IMF Survey: So you think that past reforms are making a difference?
Berger: Yes. The labour market has become more resilient, for example. The reforms increased room for workers and firms to adjust wages and hours worked, and our analysis suggests that this has supported employment and helped Spain regain competitiveness lost during the pre-crisis boom. The “Market Unity Law,” aimed at reducing barriers to trade across Spain’s regions, has started to address some of the obstacles for firms to grow. And the ECB’s comprehensive assessment confirms that banks are stronger.
IMF Survey: Yet you see growth slowing over the medium term?
Berger: The reason is that Spain’s longer-term growth potential is still not as high as it could be. Related to this, there is a very high rate of structural unemployment, caused by long-term changes in market conditions, that the staff currently estimates at around 16.5%.
The underlying problems are well known. For example, in the labour market, there are still large differences between the employment protection granted in temporary and in permanent employment contracts. This so-called “labour market duality” hampers productivity and concentrates the adjustment burden on those temporarily employed, typically unskilled, low-wage workers. Another structural issue is Spain’s weak productivity growth, which partly reflects that Spanish firms tend to be smaller, less productive, and less export oriented than many of their European peers. And private and public debt levels remain very high, so deleveraging is likely to continue to weigh on growth.

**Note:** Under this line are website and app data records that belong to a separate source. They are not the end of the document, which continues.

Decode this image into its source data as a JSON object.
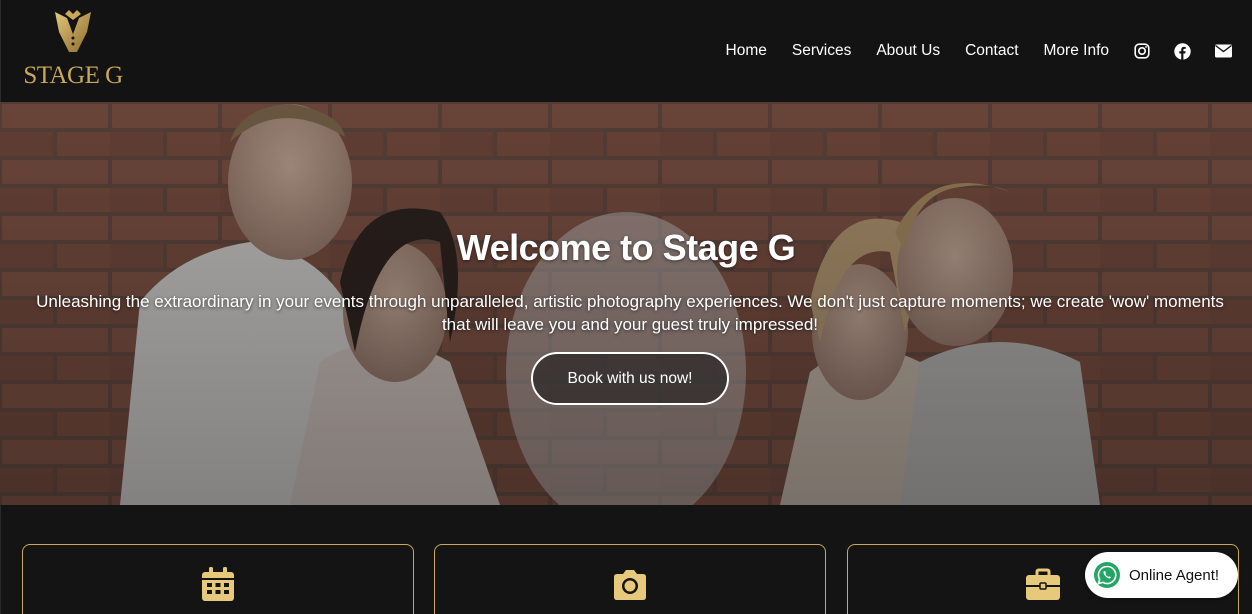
{
  "brand": {
    "name": "STAGE G"
  },
  "nav": {
    "items": [
      "Home",
      "Services",
      "About Us",
      "Contact",
      "More Info"
    ],
    "social": [
      "instagram-icon",
      "facebook-icon",
      "envelope-icon"
    ]
  },
  "hero": {
    "title": "Welcome to Stage G",
    "subtitle": "Unleashing the extraordinary in your events through unparalleled, artistic photography experiences. We don't just capture moments; we create 'wow' moments that will leave you and your guest truly impressed!",
    "cta": "Book with us now!"
  },
  "cards": [
    {
      "icon": "calendar-icon"
    },
    {
      "icon": "camera-icon"
    },
    {
      "icon": "briefcase-icon"
    }
  ],
  "chat": {
    "label": "Online Agent!",
    "icon": "whatsapp-icon"
  },
  "colors": {
    "gold": "#c9a85c",
    "header_bg": "#131313",
    "accent_yellow": "#e6c97a"
  }
}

The positive flip side of this is that Spain has a tremendous potential for higher growth if these structural issues are addressed. Our staff report includes a simple example illustrating how, with the right reforms, reducing structural unemployment and allowing firms to grow and become more productive could double prospects for potential growth.

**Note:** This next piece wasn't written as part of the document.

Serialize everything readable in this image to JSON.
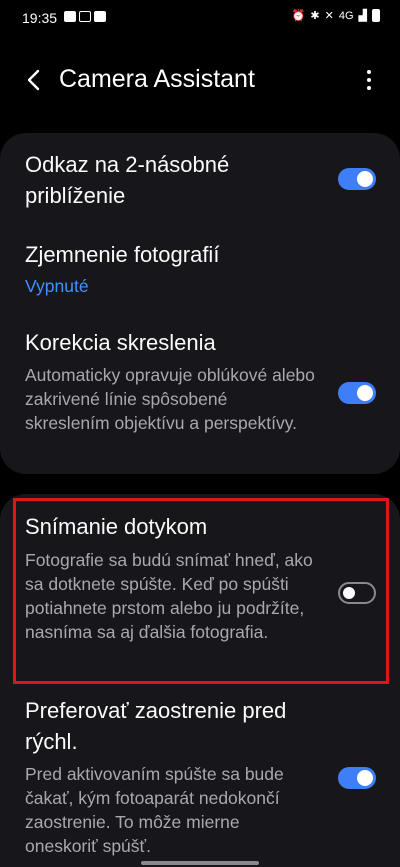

IMF Survey: What’s Spain’s main economic challenge going forward?
Berger: The goal is to sustain job-rich growth in the medium term and to reduce vulnerabilities further. This means tackling the remaining structural problems I just mentioned. But it also means continuing fiscal consolidation, including in the regions, and making sure that the recent insolvency reform helps reduce private sector debt. Keeping wage growth in line with developments in productivity and external competitiveness and firm-level business conditions and strengthening the skills of the long-term unemployed is another key to support higher and job-rich growth in the medium term.

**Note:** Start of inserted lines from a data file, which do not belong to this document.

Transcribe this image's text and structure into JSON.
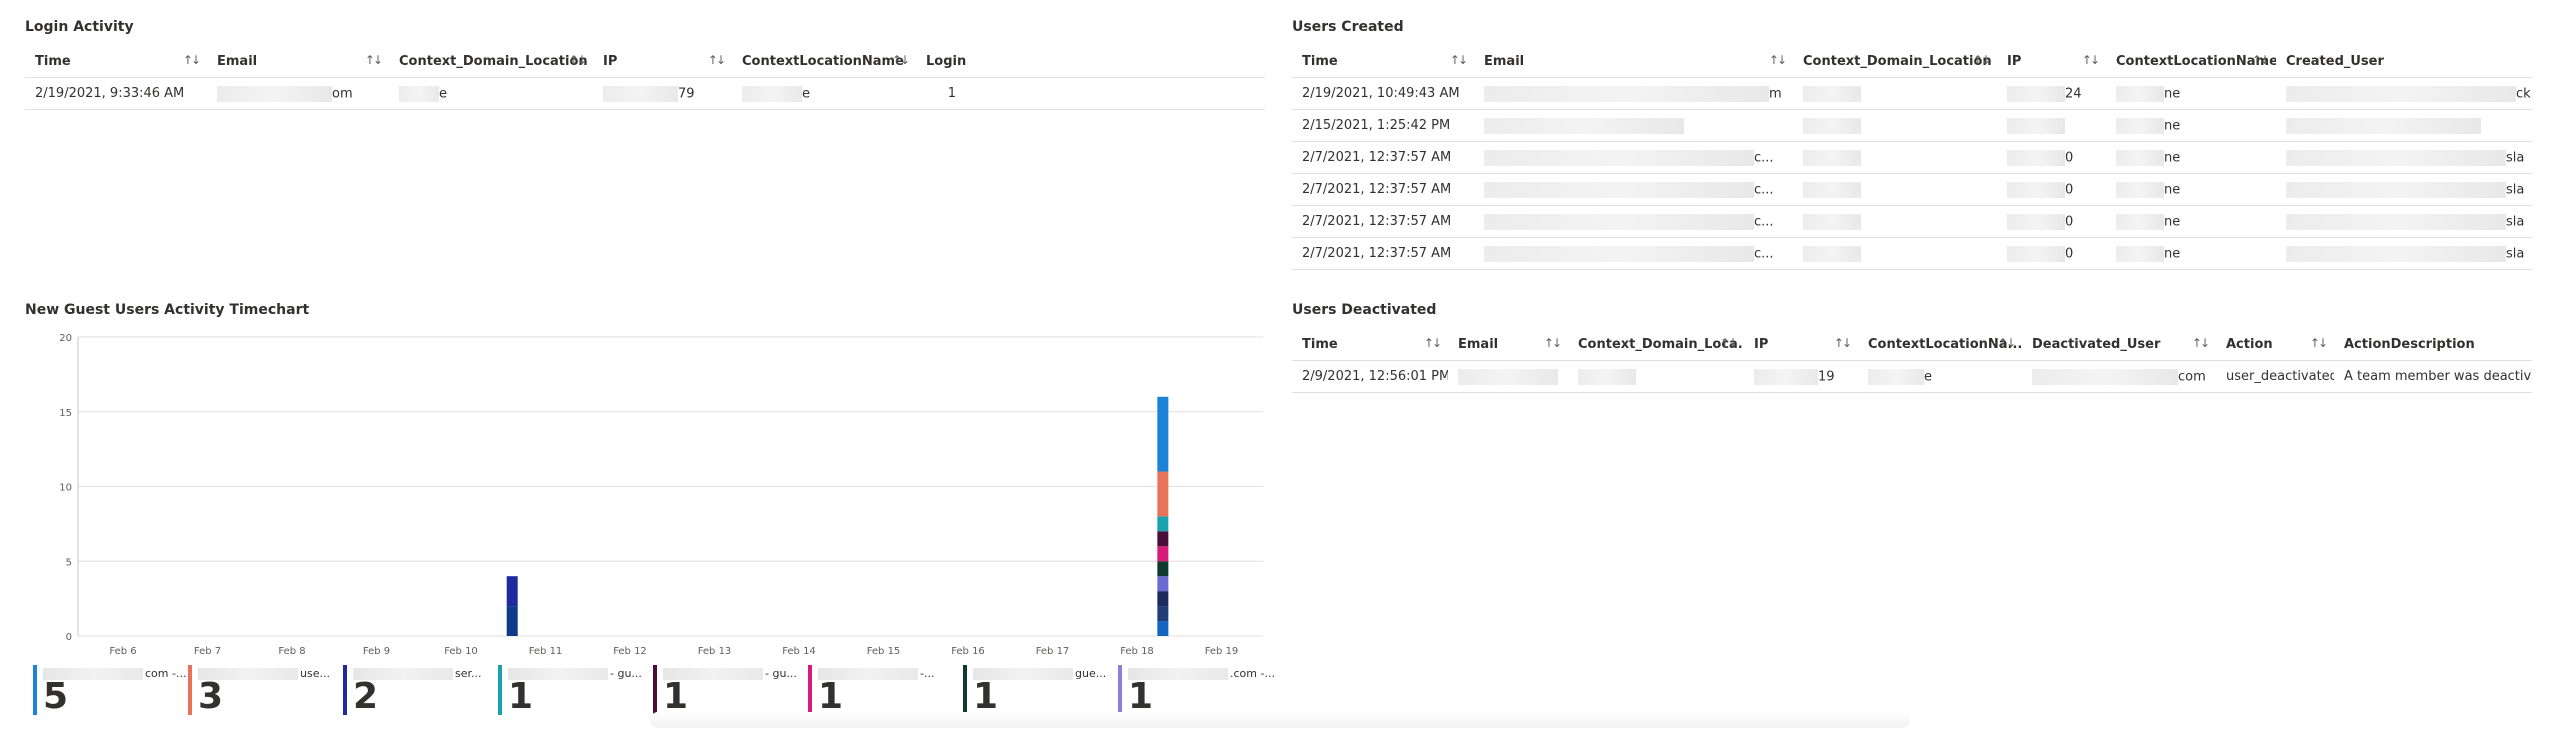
{
  "login_activity": {
    "title": "Login Activity",
    "columns": [
      "Time",
      "Email",
      "Context_Domain_Location",
      "IP",
      "ContextLocationName",
      "Login"
    ],
    "rows": [
      {
        "time": "2/19/2021, 9:33:46 AM",
        "email_tail": "om",
        "domain_tail": "e",
        "ip_tail": "79",
        "loc_tail": "e",
        "login": "1"
      }
    ]
  },
  "users_created": {
    "title": "Users Created",
    "columns": [
      "Time",
      "Email",
      "Context_Domain_Location",
      "IP",
      "ContextLocationName",
      "Created_User"
    ],
    "rows": [
      {
        "time": "2/19/2021, 10:49:43 AM",
        "email_tail": "m",
        "ip_tail": "24",
        "loc_tail": "ne",
        "user_tail": "ck"
      },
      {
        "time": "2/15/2021, 1:25:42 PM",
        "email_tail": "",
        "ip_tail": "",
        "loc_tail": "ne",
        "user_tail": ""
      },
      {
        "time": "2/7/2021, 12:37:57 AM",
        "email_tail": "c...",
        "ip_tail": "0",
        "loc_tail": "ne",
        "user_tail": "sla"
      },
      {
        "time": "2/7/2021, 12:37:57 AM",
        "email_tail": "c...",
        "ip_tail": "0",
        "loc_tail": "ne",
        "user_tail": "sla"
      },
      {
        "time": "2/7/2021, 12:37:57 AM",
        "email_tail": "c...",
        "ip_tail": "0",
        "loc_tail": "ne",
        "user_tail": "sla"
      },
      {
        "time": "2/7/2021, 12:37:57 AM",
        "email_tail": "c...",
        "ip_tail": "0",
        "loc_tail": "ne",
        "user_tail": "sla"
      }
    ]
  },
  "users_deactivated": {
    "title": "Users Deactivated",
    "columns": [
      "Time",
      "Email",
      "Context_Domain_Loca...",
      "IP",
      "ContextLocationNa...",
      "Deactivated_User",
      "Action",
      "ActionDescription"
    ],
    "rows": [
      {
        "time": "2/9/2021, 12:56:01 PM",
        "ip_tail": "19",
        "loc_tail": "e",
        "user_tail": "com",
        "action": "user_deactivated",
        "description": "A team member was deactivatec"
      }
    ]
  },
  "chart_panel_title": "New Guest Users Activity Timechart",
  "chart_data": {
    "type": "bar",
    "stacked": true,
    "ylim": [
      0,
      20
    ],
    "yticks": [
      "0",
      "5",
      "10",
      "15",
      "20"
    ],
    "grid": true,
    "categories": [
      "Feb 6",
      "Feb 7",
      "Feb 8",
      "Feb 9",
      "Feb 10",
      "Feb 11",
      "Feb 12",
      "Feb 13",
      "Feb 14",
      "Feb 15",
      "Feb 16",
      "Feb 17",
      "Feb 18",
      "Feb 19"
    ],
    "bars": [
      {
        "day_offset": 4.6,
        "segments": [
          {
            "value": 2,
            "color": "#0e3a8a"
          },
          {
            "value": 2,
            "color": "#1f2a9e"
          }
        ]
      },
      {
        "day_offset": 12.3,
        "segments": [
          {
            "value": 1,
            "color": "#1565c0"
          },
          {
            "value": 1,
            "color": "#213e78"
          },
          {
            "value": 1,
            "color": "#1b2b5e"
          },
          {
            "value": 1,
            "color": "#6b6bd6"
          },
          {
            "value": 1,
            "color": "#0f3b2e"
          },
          {
            "value": 1,
            "color": "#d81b7a"
          },
          {
            "value": 1,
            "color": "#4a0e3a"
          },
          {
            "value": 1,
            "color": "#19a3b0"
          },
          {
            "value": 3,
            "color": "#e8735a"
          },
          {
            "value": 5,
            "color": "#1c83d8"
          }
        ]
      }
    ],
    "legend": [
      {
        "count": "5",
        "suffix": "com -...",
        "color": "#1c83d8"
      },
      {
        "count": "3",
        "suffix": "use...",
        "color": "#e8735a"
      },
      {
        "count": "2",
        "suffix": "ser...",
        "color": "#1f2a9e"
      },
      {
        "count": "1",
        "suffix": "- gu...",
        "color": "#19a3b0"
      },
      {
        "count": "1",
        "suffix": "- gu...",
        "color": "#4a0e3a"
      },
      {
        "count": "1",
        "suffix": "-...",
        "color": "#d81b7a"
      },
      {
        "count": "1",
        "suffix": "gue...",
        "color": "#0f3b2e"
      },
      {
        "count": "1",
        "suffix": ".com -...",
        "color": "#8a7fe0"
      }
    ]
  }
}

IMF Survey: Where do Spanish banks stand?
Berger: The positive results of the ECB’s comprehensive assessment last year confirmed that Spain’s banking system has strengthened significantly. Banks’ capital and earnings have increased, asset quality and specific provisioning have improved, and funding and liquidity conditions have become more favorable. Operating conditions remain challenging, reflecting profitability pressures and additional loss-absorbing capacity requirements for some banks. However, the team’s analysis suggests that the banks are in a good position to accommodate the “fresh start” for individual entrepreneurs and consumers introduced in the most recent insolvency reform.
IMF Survey: The IMF has faced criticisms in Spain for recommending fiscal austerity. What is your reaction to that?
Berger: The fiscal deficit has come down at a gradual pace in the last few years. It was almost 9% of GDP in 2011 and is expected at around 4.5% this year. While this has mechanically taken away from domestic demand, it has also — together with the structural reforms — played a key role in underpinning confidence and supporting the strong rebound of private consumption and investment starting in 2013.
With public debt close to 100% of GDP and vulnerable to interest rate volatility, consolidation will have to continue to put debt on a firm downward path. But the recovery will make further reducing the deficit easier, and the staff report discusses how this can be done in a growth-friendly way that protects the most vulnerable.